● Your objective: Among the lines below, how many have the string "dialog" in them? Only the number is wanted.

┌─ Supplied material

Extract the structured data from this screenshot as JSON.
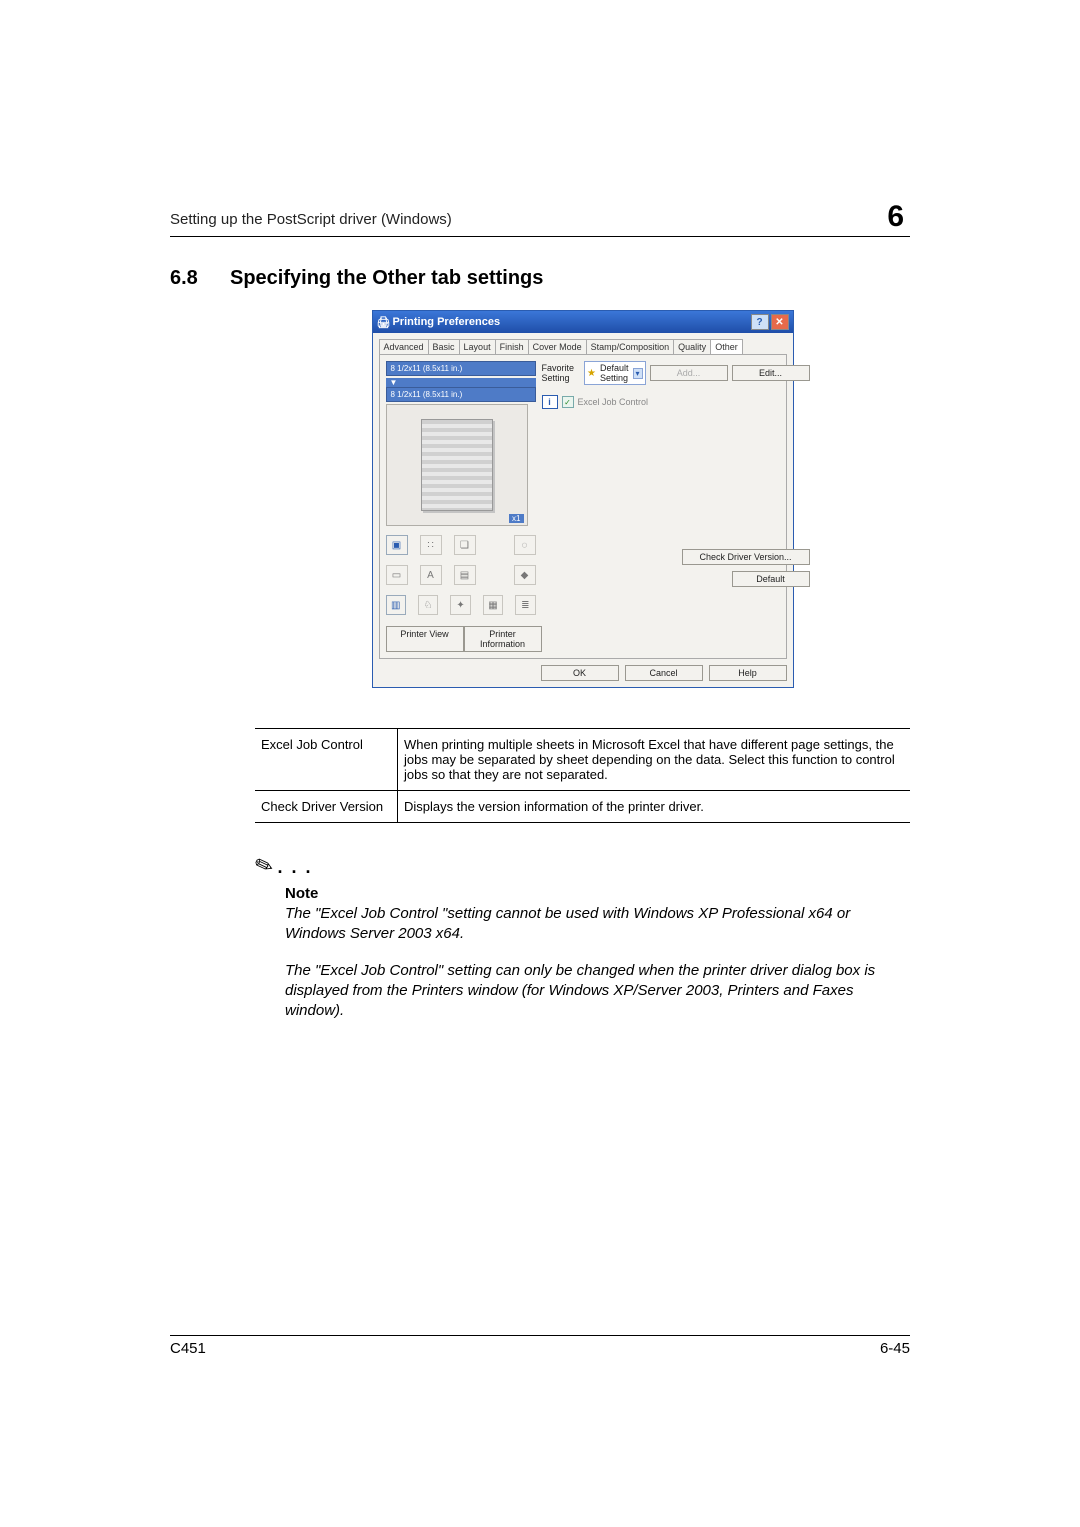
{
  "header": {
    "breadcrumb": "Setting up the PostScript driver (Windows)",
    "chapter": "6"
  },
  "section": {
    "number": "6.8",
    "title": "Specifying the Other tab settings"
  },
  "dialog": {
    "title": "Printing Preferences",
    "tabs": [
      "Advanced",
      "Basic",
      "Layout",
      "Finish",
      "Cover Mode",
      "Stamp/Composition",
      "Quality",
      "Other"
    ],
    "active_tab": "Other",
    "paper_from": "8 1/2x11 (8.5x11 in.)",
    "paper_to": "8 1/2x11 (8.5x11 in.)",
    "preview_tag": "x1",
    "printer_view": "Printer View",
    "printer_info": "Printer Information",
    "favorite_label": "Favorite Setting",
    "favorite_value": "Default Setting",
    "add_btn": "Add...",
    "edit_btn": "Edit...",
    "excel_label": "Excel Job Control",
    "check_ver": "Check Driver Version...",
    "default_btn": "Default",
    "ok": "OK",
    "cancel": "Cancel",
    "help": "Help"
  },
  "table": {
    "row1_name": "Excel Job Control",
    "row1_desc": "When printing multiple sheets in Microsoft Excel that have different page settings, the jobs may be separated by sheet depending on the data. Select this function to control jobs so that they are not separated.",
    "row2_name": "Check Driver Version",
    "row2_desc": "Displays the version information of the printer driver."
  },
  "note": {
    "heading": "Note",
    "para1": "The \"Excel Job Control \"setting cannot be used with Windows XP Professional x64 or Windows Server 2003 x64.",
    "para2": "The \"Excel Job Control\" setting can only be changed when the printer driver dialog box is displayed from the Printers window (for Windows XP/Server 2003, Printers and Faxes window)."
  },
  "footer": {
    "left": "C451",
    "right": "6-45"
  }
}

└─
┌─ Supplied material

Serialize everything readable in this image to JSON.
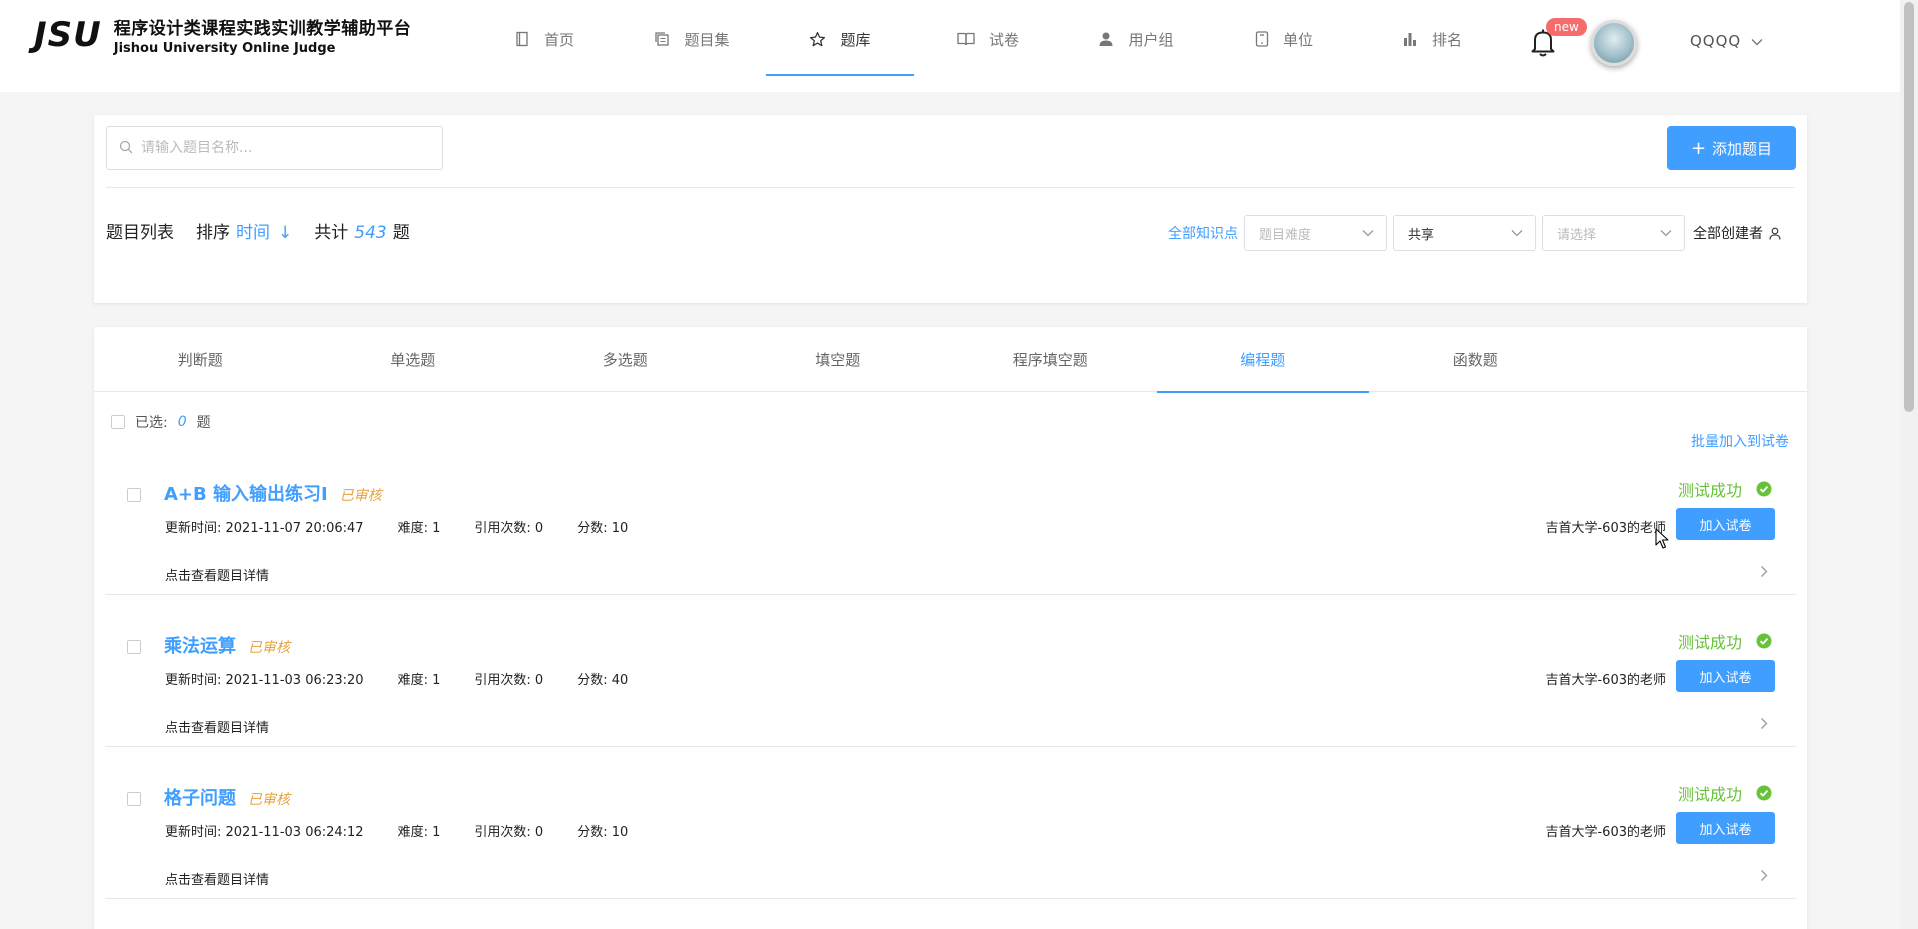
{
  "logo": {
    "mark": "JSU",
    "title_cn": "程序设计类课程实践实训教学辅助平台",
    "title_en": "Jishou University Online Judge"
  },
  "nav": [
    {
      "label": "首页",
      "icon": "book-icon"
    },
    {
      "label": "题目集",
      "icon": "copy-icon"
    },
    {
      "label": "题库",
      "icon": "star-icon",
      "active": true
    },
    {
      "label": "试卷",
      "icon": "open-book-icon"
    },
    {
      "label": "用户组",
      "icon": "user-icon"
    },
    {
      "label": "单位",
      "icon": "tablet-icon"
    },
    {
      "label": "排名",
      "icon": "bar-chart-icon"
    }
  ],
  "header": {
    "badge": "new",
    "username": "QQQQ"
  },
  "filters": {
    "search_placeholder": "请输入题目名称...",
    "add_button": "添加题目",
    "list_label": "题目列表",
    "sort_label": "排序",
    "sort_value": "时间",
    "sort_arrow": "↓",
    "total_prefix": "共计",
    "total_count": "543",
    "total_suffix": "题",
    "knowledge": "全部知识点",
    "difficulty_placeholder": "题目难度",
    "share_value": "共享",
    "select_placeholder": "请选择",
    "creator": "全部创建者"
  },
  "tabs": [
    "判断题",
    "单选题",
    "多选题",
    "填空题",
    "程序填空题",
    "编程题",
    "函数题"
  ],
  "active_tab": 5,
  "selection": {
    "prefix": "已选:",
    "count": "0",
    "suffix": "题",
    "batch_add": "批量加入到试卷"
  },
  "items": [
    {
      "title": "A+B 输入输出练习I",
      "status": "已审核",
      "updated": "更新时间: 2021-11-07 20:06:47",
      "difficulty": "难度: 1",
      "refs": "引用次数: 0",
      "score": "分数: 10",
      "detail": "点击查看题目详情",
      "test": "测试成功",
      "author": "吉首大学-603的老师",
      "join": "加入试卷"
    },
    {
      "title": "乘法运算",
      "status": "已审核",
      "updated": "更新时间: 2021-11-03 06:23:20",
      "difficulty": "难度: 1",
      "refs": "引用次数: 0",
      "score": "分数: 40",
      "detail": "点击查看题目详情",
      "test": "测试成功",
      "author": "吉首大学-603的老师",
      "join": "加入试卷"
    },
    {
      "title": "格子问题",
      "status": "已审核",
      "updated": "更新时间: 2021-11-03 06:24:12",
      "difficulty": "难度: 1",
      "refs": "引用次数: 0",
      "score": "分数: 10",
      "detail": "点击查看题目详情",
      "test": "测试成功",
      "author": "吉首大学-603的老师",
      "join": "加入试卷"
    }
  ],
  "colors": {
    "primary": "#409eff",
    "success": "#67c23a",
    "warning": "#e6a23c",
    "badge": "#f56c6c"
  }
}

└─
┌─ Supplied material

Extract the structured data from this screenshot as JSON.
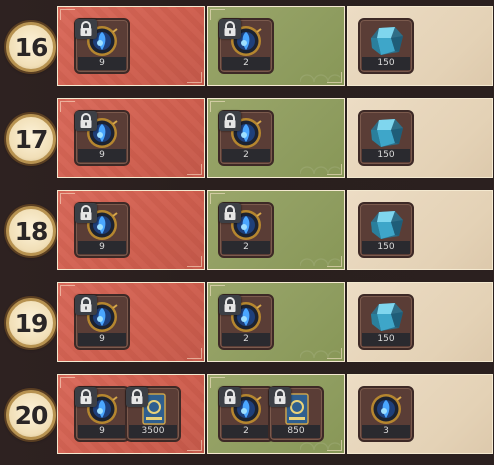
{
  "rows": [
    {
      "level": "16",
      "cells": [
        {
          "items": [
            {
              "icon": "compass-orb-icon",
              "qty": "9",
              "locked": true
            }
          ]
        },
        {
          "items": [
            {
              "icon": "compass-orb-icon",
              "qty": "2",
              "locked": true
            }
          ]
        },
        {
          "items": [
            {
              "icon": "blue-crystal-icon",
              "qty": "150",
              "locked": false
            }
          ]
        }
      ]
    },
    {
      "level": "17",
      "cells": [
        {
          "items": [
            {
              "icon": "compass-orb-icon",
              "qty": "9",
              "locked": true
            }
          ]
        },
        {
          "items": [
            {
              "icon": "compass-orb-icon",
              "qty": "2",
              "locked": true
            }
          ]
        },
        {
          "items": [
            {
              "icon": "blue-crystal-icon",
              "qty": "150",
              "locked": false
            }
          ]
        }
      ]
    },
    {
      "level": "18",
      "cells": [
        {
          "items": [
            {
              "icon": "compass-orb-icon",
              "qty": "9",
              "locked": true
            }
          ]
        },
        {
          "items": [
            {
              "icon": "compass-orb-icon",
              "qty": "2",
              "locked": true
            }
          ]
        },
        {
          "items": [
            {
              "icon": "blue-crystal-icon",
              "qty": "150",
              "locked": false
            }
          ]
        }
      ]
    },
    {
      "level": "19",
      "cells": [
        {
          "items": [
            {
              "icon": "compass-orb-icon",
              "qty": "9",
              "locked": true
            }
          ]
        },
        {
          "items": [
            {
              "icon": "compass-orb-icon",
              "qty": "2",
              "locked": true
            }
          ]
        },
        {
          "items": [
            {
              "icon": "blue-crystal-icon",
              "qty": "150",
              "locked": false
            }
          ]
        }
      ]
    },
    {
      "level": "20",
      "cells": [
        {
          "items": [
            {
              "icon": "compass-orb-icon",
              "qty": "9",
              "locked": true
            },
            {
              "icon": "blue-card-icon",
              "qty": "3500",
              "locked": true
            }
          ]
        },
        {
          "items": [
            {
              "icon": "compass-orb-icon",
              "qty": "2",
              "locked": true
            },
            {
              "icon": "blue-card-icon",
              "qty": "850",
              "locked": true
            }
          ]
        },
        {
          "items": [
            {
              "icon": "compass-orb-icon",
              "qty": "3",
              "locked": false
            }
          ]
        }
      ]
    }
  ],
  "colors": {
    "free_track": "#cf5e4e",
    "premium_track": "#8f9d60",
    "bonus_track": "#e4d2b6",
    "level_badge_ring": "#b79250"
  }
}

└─

● Answer: 2